Discernment Counseling is a combination of marriage counseling and individual counseling. The sole purpose of discernment counseling is to help each individual explore whether or not they want to stay within the same marriage/couple, divorce or do marriage counseling. A great book on Discernment Counseling for counselors is Helping Couples on the Brink of Divorce: Discernment Counseling for Troubled Relationships by Dr. William J. Doherty PhD (Author),‎ Steven M. Harris (Author). If you are in a couple and wondering if you should work on the marriage you might want to try reading Should I Stay or Should I Go?: A Guide to Knowing if Your Relationship Can--and Should--be Saved Kindle Edition by Lundy Bancroft (Author),‎ JAC Patrissi (Author)

Who is Marriage counseling for?

Marriage counseling is for those that are committed to making the change necessary for the marriage to work and grow. Marriage counseling takes a commitment from both parties to put in the work necessary to make changes in the relationship. There is no way to change a partner’s mind if they are questioning whether they should stay or go. This work has to be done in the individual session with the partner. You can, however, work on you and make changes in your behavior. You can do this through discernment counseling or individual counseling. You can also start a relationship journal to reflect on your contributions to the discourse of the marriage. Here is a great book outlining a relationship journal: Feeling Good Together: The Secret to Making Troubled Relationships Work by David D. Burns (Author) Changing you can really change the marriage. Again, you are changing your partner’s mind. You would be the catalyst of changing the negative environment. You would be changing you.

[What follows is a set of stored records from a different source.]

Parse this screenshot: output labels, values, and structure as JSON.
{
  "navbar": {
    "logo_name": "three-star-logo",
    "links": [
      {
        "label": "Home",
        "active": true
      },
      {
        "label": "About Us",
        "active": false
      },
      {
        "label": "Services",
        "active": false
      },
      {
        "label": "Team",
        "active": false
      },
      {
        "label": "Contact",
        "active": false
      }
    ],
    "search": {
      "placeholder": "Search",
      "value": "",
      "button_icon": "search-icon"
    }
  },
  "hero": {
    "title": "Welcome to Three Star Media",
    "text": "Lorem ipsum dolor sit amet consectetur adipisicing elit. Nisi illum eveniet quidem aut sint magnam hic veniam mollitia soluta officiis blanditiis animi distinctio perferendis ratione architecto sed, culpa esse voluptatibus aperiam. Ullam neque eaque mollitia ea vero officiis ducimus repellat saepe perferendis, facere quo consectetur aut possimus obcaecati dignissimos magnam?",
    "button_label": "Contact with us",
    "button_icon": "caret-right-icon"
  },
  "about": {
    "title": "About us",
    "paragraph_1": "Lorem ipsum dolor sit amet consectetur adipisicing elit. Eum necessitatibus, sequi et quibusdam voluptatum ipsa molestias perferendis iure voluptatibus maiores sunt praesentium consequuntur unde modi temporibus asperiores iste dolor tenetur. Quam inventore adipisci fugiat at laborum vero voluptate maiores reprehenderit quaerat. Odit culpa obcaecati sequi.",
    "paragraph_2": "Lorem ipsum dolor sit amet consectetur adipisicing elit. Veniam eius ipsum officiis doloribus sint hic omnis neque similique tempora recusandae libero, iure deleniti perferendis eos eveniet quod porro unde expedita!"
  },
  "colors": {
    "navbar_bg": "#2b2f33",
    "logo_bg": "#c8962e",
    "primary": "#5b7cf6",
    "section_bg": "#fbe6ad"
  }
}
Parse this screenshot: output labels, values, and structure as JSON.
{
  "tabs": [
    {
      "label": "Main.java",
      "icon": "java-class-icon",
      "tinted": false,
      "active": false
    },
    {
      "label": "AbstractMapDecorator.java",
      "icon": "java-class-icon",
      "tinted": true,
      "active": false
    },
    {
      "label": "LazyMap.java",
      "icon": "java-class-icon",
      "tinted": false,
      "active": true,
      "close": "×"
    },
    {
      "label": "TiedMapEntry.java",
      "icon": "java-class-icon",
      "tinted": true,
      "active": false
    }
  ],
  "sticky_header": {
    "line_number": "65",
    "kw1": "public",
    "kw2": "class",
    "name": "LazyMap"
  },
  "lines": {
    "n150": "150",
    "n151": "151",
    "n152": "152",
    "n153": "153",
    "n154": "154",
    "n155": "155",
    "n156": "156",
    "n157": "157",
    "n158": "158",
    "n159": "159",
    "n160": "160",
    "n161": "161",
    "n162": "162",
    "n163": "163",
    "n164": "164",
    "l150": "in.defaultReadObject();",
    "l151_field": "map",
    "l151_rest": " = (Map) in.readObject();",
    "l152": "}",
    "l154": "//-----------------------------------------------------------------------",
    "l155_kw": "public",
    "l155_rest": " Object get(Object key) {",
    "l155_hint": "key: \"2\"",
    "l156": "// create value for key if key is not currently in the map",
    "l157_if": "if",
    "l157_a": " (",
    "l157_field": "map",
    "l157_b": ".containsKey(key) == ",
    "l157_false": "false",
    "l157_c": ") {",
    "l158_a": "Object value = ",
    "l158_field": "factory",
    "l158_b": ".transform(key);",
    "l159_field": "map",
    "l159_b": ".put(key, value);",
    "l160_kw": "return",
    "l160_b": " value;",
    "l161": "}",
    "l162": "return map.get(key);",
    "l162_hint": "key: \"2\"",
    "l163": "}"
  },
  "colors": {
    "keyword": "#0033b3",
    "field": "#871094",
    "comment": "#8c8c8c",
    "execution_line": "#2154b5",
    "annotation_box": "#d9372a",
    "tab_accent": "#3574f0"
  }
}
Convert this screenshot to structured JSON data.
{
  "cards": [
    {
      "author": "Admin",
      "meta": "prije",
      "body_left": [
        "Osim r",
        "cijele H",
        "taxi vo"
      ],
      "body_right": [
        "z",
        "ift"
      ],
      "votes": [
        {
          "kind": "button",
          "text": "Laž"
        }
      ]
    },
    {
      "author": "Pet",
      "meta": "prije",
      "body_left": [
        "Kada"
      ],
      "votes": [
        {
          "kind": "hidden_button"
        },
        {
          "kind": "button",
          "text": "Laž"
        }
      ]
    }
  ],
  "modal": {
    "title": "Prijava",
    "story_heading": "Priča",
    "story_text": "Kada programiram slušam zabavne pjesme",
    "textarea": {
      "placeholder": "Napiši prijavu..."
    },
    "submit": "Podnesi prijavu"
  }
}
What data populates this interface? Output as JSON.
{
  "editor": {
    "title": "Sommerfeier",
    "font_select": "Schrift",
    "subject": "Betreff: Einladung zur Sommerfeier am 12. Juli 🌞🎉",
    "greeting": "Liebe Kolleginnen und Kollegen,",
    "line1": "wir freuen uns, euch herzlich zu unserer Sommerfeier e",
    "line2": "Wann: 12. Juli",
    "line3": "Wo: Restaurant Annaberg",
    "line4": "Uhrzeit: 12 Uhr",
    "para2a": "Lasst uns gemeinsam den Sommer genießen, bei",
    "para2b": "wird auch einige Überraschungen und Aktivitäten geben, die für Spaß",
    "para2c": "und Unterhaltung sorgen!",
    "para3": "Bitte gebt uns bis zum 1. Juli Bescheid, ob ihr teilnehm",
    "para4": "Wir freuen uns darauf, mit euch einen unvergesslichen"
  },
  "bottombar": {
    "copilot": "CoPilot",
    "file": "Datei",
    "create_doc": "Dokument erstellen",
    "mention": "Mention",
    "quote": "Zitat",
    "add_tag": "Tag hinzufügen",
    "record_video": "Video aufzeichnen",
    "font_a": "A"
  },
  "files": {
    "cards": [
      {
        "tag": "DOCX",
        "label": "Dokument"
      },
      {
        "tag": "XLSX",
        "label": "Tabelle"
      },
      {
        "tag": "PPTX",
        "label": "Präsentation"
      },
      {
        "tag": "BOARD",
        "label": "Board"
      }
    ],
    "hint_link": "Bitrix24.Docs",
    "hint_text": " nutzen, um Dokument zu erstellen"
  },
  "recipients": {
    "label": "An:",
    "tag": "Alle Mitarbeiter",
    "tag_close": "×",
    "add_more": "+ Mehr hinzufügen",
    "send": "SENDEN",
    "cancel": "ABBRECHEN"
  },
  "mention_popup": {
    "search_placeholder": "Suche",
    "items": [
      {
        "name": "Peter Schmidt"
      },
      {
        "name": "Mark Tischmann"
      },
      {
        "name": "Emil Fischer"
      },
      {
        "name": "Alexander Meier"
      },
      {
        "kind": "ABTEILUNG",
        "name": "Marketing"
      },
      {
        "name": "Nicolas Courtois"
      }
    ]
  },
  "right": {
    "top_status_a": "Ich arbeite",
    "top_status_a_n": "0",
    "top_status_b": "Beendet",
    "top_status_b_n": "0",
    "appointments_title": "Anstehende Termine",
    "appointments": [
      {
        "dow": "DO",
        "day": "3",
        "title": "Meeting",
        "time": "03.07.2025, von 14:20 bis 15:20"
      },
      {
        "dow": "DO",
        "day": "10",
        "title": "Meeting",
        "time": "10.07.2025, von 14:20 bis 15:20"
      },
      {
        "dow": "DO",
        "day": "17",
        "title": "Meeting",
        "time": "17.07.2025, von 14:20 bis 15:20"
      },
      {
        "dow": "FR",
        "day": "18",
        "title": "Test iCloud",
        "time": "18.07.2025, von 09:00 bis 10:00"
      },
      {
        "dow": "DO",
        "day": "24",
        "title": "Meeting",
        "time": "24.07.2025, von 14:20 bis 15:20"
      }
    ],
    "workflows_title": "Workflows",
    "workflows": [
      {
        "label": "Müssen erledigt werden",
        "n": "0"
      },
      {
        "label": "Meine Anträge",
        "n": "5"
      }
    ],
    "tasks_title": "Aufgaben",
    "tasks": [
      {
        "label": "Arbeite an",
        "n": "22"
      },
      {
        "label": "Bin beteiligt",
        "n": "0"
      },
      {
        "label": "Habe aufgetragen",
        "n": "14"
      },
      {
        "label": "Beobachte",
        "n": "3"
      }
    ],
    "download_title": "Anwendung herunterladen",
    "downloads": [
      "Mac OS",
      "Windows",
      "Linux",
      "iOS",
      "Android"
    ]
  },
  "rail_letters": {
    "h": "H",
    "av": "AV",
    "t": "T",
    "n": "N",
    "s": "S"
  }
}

Why discernment vs. individual counseling?

The reason one might choose discernment rather than individual counseling is because exploring with one partner in a marriage might not give a clear picture.  In order for the exploration to be clear and understood by therapist there should be an understanding of the true dynamics of the relationship. Typically in individual counseling it is difficult to see the other person‘s perspective because you’re only looking at one person’s point of view. Therefore, meeting both as a couple and individually it seems to be a perfect balance.

Is Discernment Counseling you?

Here are some questions to ask yourself:

  • Are use you or your partner thinking about leaving?
  • Have you had thoughts or fantasies about leaving the marriage?
  • Are you hoping for change in the marriage but feel defeated?
  • Are you feeling like you want to leave the marriage but are concerned about the ramifications?
  • Do you say to yourself, “I wish I wanted this marriage to work, but I just don’t feel connected.”?
  • Have you made specific plans to discuss separation or divorce with your partner?
  • Have you discussed separation or divorce with a close friend or family member?

If you have answered yes to any of these questions Discernment Counseling might be for you and your partner.  If you partner is not willing, consider talking to someone on your own. Your therapist will ultimately help you figure out if discernment counseling is for you.